California’s state senators on Thursday endorsed Monday’s boycott of schools, jobs and stores by illegal immigrants and their allies as supporters equated the protest with great social movements in American history.
By a 24-13 vote that split along party lines, the California Senate approved a resolution that calls the one-day protest the Great American Boycott 2006 and describes it as an attempt to educate Americans “about the tremendous contribution immigrants make on a daily basis to our society and economy.”
Uh, you forgot to add “illegal” to “immigrants” there.
Opponents said the nonbinding resolution was misleading because it failed to mention a goal of the boycott was pressuring Congress to legalize millions of undocumented people.
“It is a disingenuous effort to put the government of California on record supporting open borders,” said Sen. Bill Morrow, R-Oceanside.
All you people who are waiting in line and following the rules: California salutes you. With an upraised middle finger.
Several senators equated the protest with the civil rights movement of the 1960s and other major events in American history.
Segregation was ended in part because of the public bus boycott by blacks in Montgomery, Ala., in 1955, said Romero.
Sen. Gil Cedillo, D-Los Angeles, likened the debate over immigrant rights to the fights over slavery, women’s suffrage, the internment of Japanese during World War II, and the Vietnam War.
America wouldn’t have been created without illegal action, said Sen. Richard Alarcon, D-Van Nuys. “They dumped a bunch of tea in Boston harbor, illegally. God bless them,” he said.
Uh, yeah.
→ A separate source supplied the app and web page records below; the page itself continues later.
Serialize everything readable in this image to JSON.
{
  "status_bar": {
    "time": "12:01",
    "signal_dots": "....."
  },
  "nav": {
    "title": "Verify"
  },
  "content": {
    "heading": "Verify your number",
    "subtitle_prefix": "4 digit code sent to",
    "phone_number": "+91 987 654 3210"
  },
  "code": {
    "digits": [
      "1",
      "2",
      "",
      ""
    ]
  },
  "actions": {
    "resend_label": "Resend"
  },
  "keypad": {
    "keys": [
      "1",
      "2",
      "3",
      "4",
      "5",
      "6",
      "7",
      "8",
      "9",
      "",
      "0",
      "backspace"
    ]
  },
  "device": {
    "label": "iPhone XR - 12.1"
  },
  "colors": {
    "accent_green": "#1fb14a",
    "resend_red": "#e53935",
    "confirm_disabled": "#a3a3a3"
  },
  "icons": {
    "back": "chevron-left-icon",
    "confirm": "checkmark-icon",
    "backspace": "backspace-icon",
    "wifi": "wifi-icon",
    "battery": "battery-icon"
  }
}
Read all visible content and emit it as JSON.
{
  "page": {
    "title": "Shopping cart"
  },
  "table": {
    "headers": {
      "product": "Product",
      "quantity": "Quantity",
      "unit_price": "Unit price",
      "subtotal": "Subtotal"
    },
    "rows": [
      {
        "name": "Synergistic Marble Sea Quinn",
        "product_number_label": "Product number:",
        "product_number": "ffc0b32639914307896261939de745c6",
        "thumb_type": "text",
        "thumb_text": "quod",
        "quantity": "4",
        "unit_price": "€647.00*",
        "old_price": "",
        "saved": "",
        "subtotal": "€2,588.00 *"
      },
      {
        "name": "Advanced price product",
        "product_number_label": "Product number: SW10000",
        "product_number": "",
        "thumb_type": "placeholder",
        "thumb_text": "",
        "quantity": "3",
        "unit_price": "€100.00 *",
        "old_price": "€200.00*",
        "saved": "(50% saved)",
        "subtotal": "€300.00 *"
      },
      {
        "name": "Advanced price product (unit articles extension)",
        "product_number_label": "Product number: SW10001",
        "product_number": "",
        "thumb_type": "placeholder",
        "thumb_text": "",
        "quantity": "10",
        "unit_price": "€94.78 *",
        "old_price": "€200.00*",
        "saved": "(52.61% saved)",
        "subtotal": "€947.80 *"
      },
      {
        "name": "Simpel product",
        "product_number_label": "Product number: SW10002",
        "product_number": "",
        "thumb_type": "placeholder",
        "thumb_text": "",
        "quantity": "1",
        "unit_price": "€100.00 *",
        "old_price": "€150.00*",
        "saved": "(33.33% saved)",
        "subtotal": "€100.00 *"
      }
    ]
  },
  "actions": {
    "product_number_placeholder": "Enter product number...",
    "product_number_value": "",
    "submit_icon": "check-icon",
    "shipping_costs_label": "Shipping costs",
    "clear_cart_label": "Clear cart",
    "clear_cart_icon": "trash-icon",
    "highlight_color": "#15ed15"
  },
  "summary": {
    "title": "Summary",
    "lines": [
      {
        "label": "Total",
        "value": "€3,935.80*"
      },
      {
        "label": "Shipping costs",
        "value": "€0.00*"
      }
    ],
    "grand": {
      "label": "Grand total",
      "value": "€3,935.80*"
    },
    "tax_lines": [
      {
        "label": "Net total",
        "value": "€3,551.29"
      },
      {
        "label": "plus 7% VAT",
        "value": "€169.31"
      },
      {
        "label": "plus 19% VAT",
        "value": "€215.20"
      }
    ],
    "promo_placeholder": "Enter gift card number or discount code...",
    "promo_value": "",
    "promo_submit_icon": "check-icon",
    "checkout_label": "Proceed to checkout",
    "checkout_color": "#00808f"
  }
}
Why not liken it to the drafting of the Magna Carta, the invention of the printing press, and the Big Bang? Go for the gold!